Dec. 2, 2016

Most business aviation operators engage in annual risk assessment and profiling, according to the results of NBAA’s 2016 Business Aviation Safety Survey, now available exclusively to the association’s members.

The survey provides an unparalleled look into the safety policies and concerns of business aviation flight departments. More than 800 industry professionals of all roles and specialties provided their company’s safety data for the survey, more than doubling the response rate from last year’s inaugural survey.

Other key findings include:

  • The survey shows that 60 percent of dual-pilot operators reported they go to recurrent training twice annually. Most single-pilot respondents (62 percent) indicated they train once annually, with 28 percent indicating they train twice per year.
  • A significant majority of operations have some form of safety reporting process, with 73 percent of respondents saying they have comprehensive awareness of safety reports and issues across their organization.
  • Distraction, fatigue, professionalism and time pressure continue to be the top potential triggers for mishaps, respondents said.

Read the results of the 2016 Business Aviation Safety Survey.

“I was really impressed by the engagement in the survey,” said Paul Ratté, director of aviation safety programs for USAIG and team lead of the NBAA Safety Committee’s Risk Assessment Team. “There’s a passion in the community for safety.”

Ratté said the team’s objective with the survey was to supplement long-term historical performance data with two tiers of safety information &emdash; short-term (from the previous six to 18 months) performance data that reflects new trends and challenges, and anecdotal perspectives from business aircraft operators about their top concerns and priorities.

To accomplish this, Ratté’s team prepared 30 questions on topics such as dual- and single-pilot best practices, formal training expectations and safety reporting policies. Most survey questions were intentionally close-ended for data collection purposes, but Ratté noted that 1,200 unique responses to an open-ended query about respondents’ top three perceived safety risks will help the Safety Committee direct its focus to the most pressing concerns of business aircraft operators.

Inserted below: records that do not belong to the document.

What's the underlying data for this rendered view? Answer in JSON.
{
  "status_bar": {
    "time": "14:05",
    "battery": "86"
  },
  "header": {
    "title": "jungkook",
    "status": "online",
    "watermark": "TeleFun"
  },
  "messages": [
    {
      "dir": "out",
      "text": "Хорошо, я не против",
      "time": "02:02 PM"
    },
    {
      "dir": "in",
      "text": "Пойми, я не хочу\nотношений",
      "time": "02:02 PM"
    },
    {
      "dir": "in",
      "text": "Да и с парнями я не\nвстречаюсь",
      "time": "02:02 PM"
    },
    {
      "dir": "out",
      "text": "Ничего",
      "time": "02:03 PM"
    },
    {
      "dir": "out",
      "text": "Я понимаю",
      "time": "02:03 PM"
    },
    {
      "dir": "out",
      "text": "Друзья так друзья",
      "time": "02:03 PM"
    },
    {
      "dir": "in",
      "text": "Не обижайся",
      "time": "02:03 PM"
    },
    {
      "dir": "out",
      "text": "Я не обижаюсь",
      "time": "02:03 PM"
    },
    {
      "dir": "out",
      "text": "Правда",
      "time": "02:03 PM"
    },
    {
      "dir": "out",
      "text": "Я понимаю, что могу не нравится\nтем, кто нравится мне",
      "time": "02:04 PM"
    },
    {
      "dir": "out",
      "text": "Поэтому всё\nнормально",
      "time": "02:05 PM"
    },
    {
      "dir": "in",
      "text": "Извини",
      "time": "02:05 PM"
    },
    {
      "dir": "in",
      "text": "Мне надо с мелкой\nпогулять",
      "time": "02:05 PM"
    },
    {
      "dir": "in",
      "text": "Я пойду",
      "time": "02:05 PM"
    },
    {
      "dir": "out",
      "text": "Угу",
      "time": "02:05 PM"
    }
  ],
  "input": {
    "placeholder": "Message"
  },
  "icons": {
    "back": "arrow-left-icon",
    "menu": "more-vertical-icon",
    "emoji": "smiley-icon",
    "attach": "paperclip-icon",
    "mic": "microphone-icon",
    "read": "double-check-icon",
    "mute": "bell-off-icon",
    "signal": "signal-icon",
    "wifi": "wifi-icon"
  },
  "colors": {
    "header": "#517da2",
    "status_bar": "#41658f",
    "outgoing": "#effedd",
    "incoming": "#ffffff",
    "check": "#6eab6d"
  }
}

“Anything the Safety Committee does can only really be enacted through the practitioners of business aviation,” said Ratté. “We felt like it was necessary to understand what was on their minds, what are they thinking.”

Peter Korns, NBAA’s manager of operations, said that the Safety Committee was pleased with the community’s strong response, adding that the results show that safety continues to be a priority among business aircraft operators.

“It’s clear from analyzing the survey results that there’s a strong commitment to safety and improvement among business aircraft operators. We appreciate the community’s willingness to share their safety data year-over-year in an effort to better ensure our industry remains a world leader in aviation safety,” said Korns.